- LISTED RECORDS -
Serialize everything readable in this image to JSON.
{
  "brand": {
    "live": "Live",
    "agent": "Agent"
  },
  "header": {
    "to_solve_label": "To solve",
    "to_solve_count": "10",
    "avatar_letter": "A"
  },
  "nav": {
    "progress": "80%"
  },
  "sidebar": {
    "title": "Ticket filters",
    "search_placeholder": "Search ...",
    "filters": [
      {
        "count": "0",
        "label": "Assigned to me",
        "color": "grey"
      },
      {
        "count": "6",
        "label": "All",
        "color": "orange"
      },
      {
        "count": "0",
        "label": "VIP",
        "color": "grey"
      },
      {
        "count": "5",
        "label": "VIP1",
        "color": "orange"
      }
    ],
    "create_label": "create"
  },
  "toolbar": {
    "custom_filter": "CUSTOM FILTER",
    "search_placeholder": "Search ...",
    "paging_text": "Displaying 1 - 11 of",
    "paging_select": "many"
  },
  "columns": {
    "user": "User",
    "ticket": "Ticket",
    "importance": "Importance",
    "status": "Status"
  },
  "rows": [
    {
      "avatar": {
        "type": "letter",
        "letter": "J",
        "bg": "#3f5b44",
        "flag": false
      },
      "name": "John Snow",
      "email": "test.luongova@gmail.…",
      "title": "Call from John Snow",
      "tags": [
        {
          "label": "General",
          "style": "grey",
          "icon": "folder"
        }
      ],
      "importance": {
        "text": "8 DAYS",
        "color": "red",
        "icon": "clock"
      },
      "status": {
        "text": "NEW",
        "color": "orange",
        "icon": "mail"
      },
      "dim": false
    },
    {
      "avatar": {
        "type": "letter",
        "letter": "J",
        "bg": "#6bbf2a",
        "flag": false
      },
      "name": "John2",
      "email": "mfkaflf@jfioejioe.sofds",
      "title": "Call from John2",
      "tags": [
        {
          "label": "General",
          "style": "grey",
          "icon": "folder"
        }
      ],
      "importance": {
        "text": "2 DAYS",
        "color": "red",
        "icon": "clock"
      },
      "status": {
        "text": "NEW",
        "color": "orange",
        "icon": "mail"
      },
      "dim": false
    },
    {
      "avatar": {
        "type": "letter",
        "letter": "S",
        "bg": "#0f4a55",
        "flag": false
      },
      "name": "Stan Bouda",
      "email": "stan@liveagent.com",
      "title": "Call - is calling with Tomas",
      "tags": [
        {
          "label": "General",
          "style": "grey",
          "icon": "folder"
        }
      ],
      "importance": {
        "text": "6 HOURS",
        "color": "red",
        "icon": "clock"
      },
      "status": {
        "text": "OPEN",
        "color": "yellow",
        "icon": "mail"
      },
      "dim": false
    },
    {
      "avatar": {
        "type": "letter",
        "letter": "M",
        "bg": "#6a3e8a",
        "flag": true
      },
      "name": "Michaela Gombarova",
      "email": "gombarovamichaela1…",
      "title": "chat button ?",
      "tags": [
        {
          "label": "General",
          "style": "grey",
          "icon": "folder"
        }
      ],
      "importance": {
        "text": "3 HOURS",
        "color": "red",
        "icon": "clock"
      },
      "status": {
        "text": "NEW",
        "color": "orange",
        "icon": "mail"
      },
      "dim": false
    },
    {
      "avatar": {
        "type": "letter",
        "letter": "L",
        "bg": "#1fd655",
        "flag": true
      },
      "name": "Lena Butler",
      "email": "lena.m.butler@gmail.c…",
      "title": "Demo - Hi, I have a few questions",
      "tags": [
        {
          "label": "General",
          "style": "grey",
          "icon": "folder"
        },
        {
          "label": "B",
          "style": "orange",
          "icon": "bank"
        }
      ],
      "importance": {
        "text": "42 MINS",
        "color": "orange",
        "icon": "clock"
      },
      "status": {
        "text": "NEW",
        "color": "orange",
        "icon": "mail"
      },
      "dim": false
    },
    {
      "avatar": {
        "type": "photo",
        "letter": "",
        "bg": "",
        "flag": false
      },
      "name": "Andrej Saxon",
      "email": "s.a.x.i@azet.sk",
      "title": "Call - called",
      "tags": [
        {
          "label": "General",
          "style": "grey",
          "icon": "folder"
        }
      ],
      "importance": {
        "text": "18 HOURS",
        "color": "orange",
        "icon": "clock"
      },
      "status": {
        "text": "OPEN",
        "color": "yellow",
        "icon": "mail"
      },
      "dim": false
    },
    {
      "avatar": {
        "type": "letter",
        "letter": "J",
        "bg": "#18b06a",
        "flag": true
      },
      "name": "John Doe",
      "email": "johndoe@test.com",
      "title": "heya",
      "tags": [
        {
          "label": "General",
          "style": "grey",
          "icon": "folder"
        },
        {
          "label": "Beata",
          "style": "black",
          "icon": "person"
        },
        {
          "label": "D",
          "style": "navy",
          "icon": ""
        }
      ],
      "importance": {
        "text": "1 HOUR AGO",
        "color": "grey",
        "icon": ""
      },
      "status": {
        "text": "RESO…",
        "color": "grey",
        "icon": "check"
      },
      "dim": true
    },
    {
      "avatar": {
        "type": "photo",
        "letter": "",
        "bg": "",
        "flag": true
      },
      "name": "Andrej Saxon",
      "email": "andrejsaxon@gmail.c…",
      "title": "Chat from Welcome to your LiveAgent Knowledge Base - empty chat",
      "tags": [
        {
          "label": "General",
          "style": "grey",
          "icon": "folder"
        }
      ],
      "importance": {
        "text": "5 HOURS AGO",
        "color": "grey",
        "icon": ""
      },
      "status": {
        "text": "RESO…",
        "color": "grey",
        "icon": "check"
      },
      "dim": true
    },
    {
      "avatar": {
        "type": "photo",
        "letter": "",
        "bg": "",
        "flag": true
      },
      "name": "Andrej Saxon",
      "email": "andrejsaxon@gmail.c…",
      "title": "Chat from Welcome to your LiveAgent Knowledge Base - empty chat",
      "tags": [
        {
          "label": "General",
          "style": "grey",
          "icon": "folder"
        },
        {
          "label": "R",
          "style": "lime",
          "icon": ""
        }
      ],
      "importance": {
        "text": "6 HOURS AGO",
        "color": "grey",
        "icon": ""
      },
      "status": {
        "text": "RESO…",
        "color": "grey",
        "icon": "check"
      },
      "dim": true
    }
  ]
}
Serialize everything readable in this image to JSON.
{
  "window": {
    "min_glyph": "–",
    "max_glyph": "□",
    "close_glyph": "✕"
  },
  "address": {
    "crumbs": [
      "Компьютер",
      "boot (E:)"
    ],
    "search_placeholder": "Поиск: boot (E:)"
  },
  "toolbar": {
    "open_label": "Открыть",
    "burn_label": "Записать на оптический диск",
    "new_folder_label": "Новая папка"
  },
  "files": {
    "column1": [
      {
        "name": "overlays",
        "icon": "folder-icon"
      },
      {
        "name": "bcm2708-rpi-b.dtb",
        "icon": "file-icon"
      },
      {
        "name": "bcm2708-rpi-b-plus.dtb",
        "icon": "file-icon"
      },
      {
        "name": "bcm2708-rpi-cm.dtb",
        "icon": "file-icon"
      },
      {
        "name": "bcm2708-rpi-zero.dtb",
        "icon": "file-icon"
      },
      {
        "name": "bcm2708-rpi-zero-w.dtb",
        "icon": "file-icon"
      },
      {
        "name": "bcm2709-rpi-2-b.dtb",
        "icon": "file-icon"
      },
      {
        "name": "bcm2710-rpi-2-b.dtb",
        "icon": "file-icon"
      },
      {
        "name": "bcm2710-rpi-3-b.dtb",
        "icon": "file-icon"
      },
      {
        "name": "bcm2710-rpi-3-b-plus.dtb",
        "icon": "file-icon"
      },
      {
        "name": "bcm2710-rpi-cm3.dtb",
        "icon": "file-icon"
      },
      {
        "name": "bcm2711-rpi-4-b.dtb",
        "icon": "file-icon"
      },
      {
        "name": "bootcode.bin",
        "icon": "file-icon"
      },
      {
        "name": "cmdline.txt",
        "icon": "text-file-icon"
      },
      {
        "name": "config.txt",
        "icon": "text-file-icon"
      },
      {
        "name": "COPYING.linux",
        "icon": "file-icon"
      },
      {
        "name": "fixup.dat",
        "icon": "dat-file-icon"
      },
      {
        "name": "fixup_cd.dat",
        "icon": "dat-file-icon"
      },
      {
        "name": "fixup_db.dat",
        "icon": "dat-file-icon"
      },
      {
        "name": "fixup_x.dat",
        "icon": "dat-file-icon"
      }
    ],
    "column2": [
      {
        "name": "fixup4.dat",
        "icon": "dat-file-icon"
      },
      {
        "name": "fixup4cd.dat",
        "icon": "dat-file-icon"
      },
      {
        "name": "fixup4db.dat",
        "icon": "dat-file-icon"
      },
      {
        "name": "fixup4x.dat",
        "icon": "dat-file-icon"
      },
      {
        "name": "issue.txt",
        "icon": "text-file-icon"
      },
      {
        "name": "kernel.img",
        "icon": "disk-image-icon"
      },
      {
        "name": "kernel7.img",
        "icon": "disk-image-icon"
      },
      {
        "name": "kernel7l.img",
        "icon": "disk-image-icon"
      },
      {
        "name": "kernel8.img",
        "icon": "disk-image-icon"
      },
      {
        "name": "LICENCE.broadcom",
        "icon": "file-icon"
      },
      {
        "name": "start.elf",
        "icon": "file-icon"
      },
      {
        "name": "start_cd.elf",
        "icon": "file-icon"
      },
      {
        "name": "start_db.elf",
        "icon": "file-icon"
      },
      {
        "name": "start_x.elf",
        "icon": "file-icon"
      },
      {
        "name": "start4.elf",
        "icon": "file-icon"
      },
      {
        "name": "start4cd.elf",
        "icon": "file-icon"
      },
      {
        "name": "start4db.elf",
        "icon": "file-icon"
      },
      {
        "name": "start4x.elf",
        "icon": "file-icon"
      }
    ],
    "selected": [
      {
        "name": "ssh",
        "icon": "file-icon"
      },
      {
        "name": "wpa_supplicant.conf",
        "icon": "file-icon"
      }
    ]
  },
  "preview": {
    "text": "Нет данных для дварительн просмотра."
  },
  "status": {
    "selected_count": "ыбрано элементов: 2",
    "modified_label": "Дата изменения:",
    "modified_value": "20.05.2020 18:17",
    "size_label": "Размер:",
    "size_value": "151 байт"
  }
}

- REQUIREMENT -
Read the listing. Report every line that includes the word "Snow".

- COMPLETED TASK -
      "name": "John Snow",
      "title": "Call from John Snow",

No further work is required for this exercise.